My ultimate goal as a dentist is to help patients to create sustainable dental health, where their teeth will outlive them. Doing this requires me to look 20 or even 30 years in the future when planning out a course of treatment.
However, there are also things that patients can be doing to prolong the life of their teeth. At the top of this list is avoiding things that contribute to poor dental health. Continue reading
Over the years, I’ve found that there are three things that prematurely age a smile – color, wear and mismatched dentistry. Regardless of the patients’ physical age, these traits can make them look much older than they are and create a smile that they are embarrassed to show.
The good news is that there are strategies to correct these issues. With proper care, patients can have a smile they are proud of and create true dental health where their teeth will actually outlive them. Below are a few simple strategies to correct an aging smile. Continue reading
Roughly 20-30 percent of my patients have issues with teeth grinding. It’s a common problem that can be quite serious, particularly if it is not addressed in a timely and effective manner. Unfortunately, many patients do not realize that they are grinding or clenching their teeth until the effects are obvious – worn enamel and loss of tooth structure. Continue reading
As I’ve mentioned before, adults should not be getting any new cavities. Unfortunately, I can’t tell you the number of adult patients I see who are getting them, and bad ones. The problem is that these adults are often susceptible to cavities, and where one cavity forms, others will soon follow. Continue reading
According to a recent Associated Press (AP) report, there is a striking lack of evidence to show that daily flossing actually prevents gum disease and tooth decay.
As a result, the Federal Office of Disease Prevention and Health Promotion has dropped flossing from its recommended oral hygiene practices. This is in large part because all federal recommendations must be backed by strong scientific evidence.
After years of hearing that flossing should be a part of your daily routine, it may be confusing to hear this news. However, don’t quit flossing just yet. Continue reading
For patients who are missing a single tooth or several teeth, there are many ways to address these gaps. These include partial dentures, bridges and implants – but what’s the difference? And which option is best for you? Continue reading

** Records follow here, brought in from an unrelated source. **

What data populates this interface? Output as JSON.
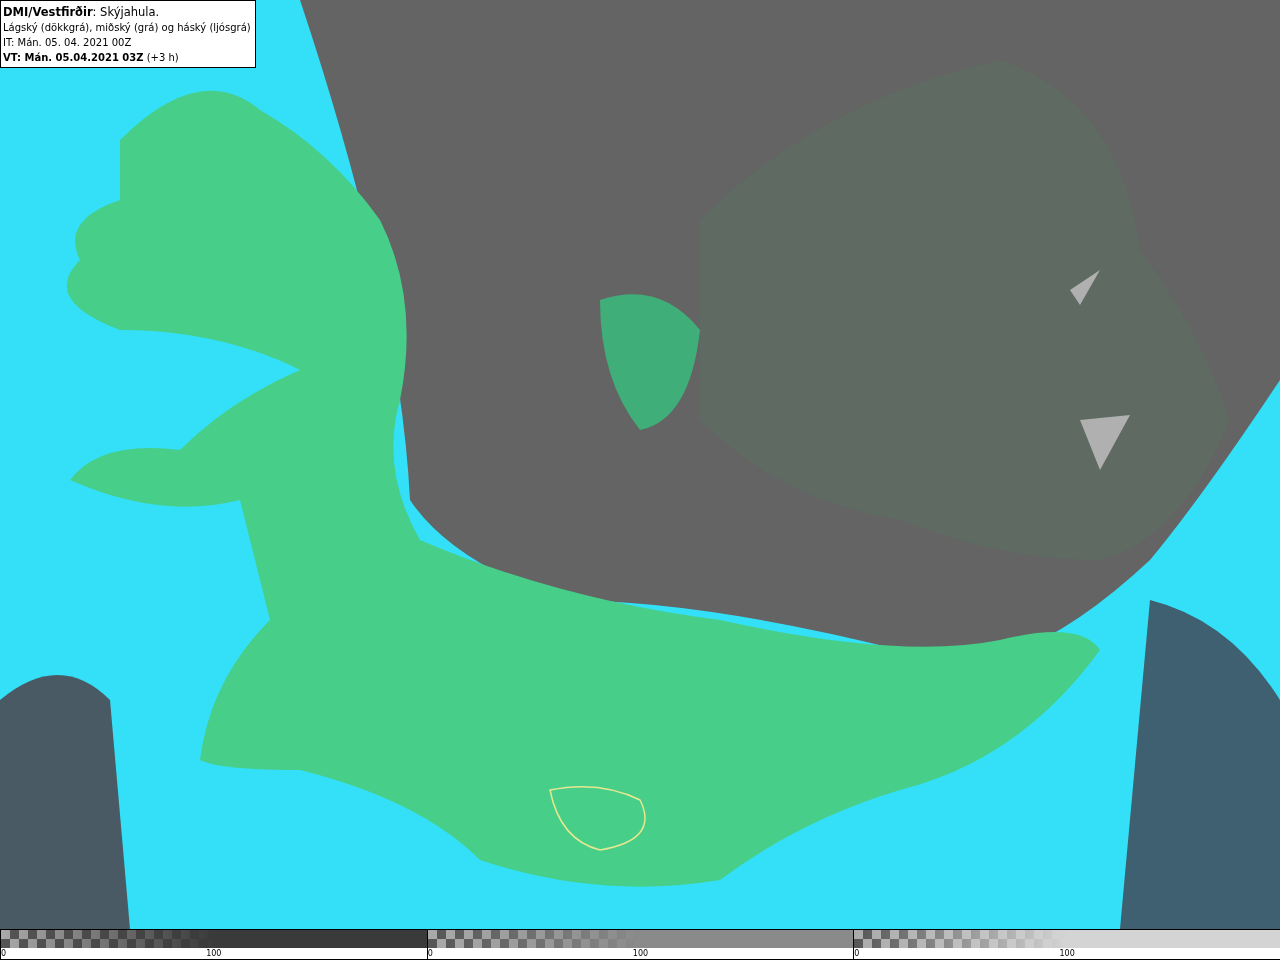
{
  "legend": {
    "lines": [
      "**DMI/Vestfirðir**: Skýjahula.",
      "Lágský (dökkgrá), miðský (grá) og háský (ljósgrá)",
      "IT: Mán. 05. 04. 2021 00Z",
      "**VT: Mán. 05.04.2021 03Z** (+3 h)"
    ]
  },
  "colorbars": [
    {
      "color": "#3a3a3a",
      "labels": [
        "0",
        "100"
      ]
    },
    {
      "color": "#8a8a8a",
      "labels": [
        "0",
        "100"
      ]
    },
    {
      "color": "#d4d4d4",
      "labels": [
        "0",
        "100"
      ]
    }
  ]
}
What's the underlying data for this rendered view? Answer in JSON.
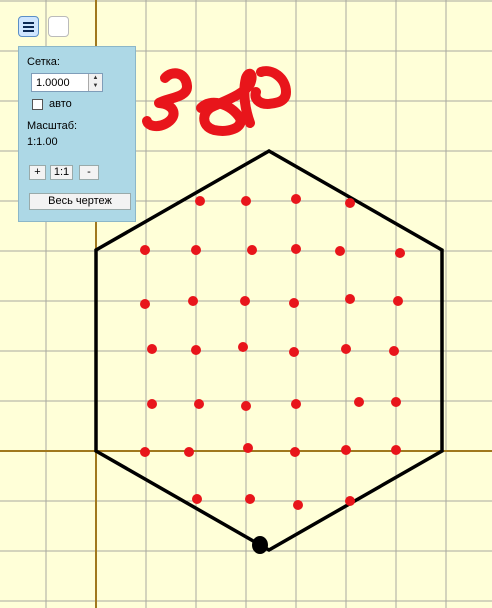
{
  "toolbar": {
    "menu_icon": "menu-icon",
    "blank_icon": "blank-square-icon"
  },
  "grid_panel": {
    "grid_label": "Сетка:",
    "grid_value": "1.0000",
    "auto_label": "авто",
    "auto_checked": false,
    "scale_label": "Масштаб:",
    "scale_value": "1:1.00",
    "zoom_in_label": "+",
    "zoom_reset_label": "1:1",
    "zoom_out_label": "-",
    "fit_label": "Весь чертеж"
  },
  "drawing": {
    "shape": "hexagon",
    "dot_rows": 7,
    "dot_color": "#e8151b",
    "outline_color": "#000000",
    "handwriting_color": "#e8151b"
  }
}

Over the years, teeth get worn, discolored and change positions. I often have patients who come in feeling self-conscious about their teeth and want a quick fix.
But sometimes it’s more than a couple of teeth that need fixing. If I agree to do “patch” dentistry by replacing old dentistry, I’m not creating a better smile.
I tell patients I don’t want to do something that will add to their collection of dentistry. Instead, I want to add to their quality of life and help them regain confidence in their smile. In these cases, I will typically suggest renewing a patient’s smile with veneers. Continue reading
About 20 percent of the population has had a “canker sore,” officially called an apthous ulcer. It’s a painful sore that I see my patients dealing with frequently.
As a result, I get asked a lot of questions about canker sores. Here are six things that you need to know: Continue reading
Acid reflux effects about 20 percent of the U.S. population. However, many people who suffer from acid reflux don’t know they have it, and even fewer are aware that it can erode tooth enamel and wear down tooth structure. To make matters worse, acid reflux is often misdiagnosed for teeth grinding, resulting in improper treatment. Continue reading
There are many reasons people don’t go to the dentist. However, in my many years as a dentist, I’ve found three to be most prevalent: (1) their dental health has been put on the back burner, (2) they are embarrassed to go to the dentist because it’s been so long or (3) they’re unsure where to go.
If you’ve been concerned about your dental health, or haven’t been to the dentist in more than three years, the best time to start is now. The sooner you start, the sooner your dental health will return to good standing. Continue reading